Where have you seen the benefits of self-discipline spill over into other, seemingly separate, areas of your life?

No Post Today

randomlychad  —  June 17, 2011 — 3 Comments

>Today, my family and I are driving back from vacation. We enjoyed beautiful Sedona, Arizona, passed through Jerome, and stopped in Prescott for lunch.

Regular posting will resume Monday.




I don’t know about you, and wouldn’t presume to speak for you, but as a blogger by the time Friday rolls around, I’m tired.

My tank is trending towards empty.

It’s not that I’m out of ideas–it’s simply that I’m too spent to execute on them. So back into the well they go to await the new week.

I don’t know about your workflow, but I find it works best for me to take weekends off to rest, reflect, recharge.

Which is why I say that some creative blocks simply aren’t; sometimes you’re just tired, and need to take time away from the keyboard. Get out, look at the sky, read a book, take a nap, or just play.

Unlike at the gas station, where it is frowned upon, your creative soul functions best when it is topped-off. And higher than the highest octane fuel is just some simple downtime.

I say this in all seriousness: downtime is the best creative Ex-Lax I know. Clears the logjams, lubes the gears, gets one’s mental motility back on rhythm.

In conclusion, don’t feel guilty (trust me: guilt is one of greatest ways to get oneself well and truly blocked) when you feel the need to take time away; in fact, give yourself permission to do just that. Take a break.

You’ll thank me. Now, time for some pinochle. ;-)

This post is part of a synchroblog on creative blocks, which you can read about on Thoughts About Nothing.

>Words With Friendsphoto © 2010 Rex Sorgatz | more info (via: Wylio)

If you’re at all like me, you’ve played the monstrously addicting iOS
game, Words With Friends. For the uninitiated, Words with
Friends (hereinafter WwF–not to be confused with wrasslin’) is an
electronic online Scrabble-type game, which can be played with
friends, family, and frenemies far and wide.

If you’re like me, you’ve also gotten your spouse hooked on said game
(won’t boast at all about how many times I’ve beaten her–that
wouldn’t be proper). Who in turn turned you on to some “really hard

If you’re like me, and you love words like I do, you’re holding your
own against these “really hard players.” Surging ahead, even.

Except for today, when you found yourself down by forty points. You
had the letters. You had the motive, means, and opportunity.

You were sore tempted. You even arranged the tiles on the game board,
saw the letters there forming the word. You tabulated the score…

But you couldn’t do it. You couldn’t pull the trigger on “Submit,” hit
“Cancel” instead. You recalled your tiles.

Even though it would’ve tied you up, you couldn’t play the “c-word.”
Something in you rebelled, and you played the much safer “coot.”

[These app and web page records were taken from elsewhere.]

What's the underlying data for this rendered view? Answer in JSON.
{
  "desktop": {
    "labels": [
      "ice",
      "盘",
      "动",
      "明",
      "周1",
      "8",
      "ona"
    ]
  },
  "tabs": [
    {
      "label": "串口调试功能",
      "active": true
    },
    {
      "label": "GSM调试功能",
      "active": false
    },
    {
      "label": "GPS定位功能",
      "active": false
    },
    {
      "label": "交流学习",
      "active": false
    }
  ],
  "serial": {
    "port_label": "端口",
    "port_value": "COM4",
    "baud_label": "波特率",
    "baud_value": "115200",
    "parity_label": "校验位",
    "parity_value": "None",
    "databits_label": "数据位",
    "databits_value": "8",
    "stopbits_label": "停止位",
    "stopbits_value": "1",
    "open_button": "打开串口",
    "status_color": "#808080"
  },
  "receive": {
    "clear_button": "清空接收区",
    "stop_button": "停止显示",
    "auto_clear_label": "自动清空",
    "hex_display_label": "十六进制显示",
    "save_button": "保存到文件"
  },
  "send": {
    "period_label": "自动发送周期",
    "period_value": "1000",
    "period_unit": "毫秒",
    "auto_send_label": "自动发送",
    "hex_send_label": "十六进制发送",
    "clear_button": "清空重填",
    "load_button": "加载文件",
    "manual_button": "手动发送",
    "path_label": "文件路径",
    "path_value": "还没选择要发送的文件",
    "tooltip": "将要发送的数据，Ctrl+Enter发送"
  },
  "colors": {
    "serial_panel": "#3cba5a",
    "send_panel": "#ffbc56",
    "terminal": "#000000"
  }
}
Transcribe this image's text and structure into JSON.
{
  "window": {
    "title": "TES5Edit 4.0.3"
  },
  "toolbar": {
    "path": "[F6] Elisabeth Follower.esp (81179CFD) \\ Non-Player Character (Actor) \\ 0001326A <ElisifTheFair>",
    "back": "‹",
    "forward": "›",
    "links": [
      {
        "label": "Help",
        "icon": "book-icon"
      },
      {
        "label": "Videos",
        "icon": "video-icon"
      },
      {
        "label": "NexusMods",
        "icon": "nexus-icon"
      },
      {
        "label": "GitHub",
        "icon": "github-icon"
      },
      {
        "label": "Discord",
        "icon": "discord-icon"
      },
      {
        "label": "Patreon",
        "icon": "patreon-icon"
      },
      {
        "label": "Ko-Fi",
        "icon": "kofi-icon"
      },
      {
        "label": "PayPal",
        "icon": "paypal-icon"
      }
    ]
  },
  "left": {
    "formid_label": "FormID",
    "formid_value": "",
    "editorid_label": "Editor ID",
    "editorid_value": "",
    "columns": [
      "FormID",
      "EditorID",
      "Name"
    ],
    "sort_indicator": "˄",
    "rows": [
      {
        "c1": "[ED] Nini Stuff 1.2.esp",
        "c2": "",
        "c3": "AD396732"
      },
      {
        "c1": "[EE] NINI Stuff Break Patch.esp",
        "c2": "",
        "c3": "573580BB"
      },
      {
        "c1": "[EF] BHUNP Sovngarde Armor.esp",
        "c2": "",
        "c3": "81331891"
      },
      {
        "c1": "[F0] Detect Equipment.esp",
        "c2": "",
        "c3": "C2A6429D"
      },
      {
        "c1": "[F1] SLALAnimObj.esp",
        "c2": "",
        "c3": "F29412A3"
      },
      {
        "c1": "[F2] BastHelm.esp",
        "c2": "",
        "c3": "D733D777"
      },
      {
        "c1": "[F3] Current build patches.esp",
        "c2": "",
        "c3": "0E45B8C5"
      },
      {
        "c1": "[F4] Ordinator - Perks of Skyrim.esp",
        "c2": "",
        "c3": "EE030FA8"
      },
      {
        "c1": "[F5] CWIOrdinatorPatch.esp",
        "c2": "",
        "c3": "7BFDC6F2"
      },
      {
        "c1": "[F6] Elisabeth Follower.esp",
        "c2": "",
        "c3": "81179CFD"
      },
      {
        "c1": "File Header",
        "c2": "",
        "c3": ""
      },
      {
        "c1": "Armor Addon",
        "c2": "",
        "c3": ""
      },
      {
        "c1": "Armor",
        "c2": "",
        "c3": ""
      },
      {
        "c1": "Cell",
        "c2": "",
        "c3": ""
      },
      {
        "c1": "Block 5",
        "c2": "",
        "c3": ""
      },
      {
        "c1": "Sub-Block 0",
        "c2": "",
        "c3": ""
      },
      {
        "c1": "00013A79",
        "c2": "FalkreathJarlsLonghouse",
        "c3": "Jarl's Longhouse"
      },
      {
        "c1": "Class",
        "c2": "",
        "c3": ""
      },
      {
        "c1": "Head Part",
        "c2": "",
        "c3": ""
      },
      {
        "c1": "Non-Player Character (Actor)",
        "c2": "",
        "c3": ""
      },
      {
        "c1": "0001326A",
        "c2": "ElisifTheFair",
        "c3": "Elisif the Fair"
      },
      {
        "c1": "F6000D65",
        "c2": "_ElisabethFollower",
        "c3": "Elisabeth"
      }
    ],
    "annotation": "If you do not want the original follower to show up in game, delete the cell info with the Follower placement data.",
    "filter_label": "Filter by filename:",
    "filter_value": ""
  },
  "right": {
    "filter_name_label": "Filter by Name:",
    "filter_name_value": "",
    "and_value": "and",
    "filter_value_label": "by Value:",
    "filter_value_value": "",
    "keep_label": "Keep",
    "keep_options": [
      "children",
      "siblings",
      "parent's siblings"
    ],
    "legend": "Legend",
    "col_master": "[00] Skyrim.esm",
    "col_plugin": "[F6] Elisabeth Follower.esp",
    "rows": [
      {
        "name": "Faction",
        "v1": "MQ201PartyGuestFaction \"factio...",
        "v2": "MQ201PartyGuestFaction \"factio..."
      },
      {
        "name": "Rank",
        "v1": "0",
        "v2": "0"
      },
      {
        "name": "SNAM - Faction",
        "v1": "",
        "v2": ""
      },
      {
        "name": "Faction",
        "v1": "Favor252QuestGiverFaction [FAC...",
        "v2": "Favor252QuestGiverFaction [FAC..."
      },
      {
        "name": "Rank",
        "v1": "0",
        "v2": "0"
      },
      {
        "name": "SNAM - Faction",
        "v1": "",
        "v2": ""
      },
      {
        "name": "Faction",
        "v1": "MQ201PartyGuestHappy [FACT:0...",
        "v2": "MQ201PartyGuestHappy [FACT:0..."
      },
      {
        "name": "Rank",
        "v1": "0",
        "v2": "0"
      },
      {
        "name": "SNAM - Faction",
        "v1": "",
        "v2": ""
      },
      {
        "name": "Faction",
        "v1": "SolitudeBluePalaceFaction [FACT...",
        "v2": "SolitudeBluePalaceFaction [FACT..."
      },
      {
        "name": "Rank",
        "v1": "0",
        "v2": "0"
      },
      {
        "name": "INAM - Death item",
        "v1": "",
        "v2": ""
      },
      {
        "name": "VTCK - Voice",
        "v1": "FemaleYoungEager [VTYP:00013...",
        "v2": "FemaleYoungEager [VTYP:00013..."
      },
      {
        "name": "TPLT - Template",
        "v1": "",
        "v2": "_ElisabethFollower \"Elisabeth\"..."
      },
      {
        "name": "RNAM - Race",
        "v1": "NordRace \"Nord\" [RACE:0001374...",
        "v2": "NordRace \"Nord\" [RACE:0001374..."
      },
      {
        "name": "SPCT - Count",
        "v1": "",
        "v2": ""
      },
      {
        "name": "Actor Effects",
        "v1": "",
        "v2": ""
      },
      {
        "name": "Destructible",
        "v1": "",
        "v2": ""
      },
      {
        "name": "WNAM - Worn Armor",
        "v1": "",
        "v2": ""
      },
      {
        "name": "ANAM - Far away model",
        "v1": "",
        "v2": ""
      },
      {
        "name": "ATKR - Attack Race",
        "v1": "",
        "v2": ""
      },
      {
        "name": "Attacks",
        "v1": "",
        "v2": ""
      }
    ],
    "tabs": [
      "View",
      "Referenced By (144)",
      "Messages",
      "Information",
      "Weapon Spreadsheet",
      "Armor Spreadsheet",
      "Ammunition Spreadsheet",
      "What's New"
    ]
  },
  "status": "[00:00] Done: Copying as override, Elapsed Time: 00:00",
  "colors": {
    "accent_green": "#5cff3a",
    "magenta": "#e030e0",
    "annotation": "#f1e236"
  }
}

Congratulations, my friend! You have just–like Jesus did in the
wilderness–beaten your first Word (Temptation) with Friends (or,
WTwF). You are a model of Internet citizenship.

Years from now, children will be told the tale of your character and
valor on the field of play. In fact, God in Heaven is rejoicing over
your wise choice, and will likely honor you with a victory.

Ridiculous, right?

But isn’t it the truth? Don’t we altogether too often take our games
this seriously?

What do you think? (Please prove your gallantry by not cussing me out
in the comments, ok?).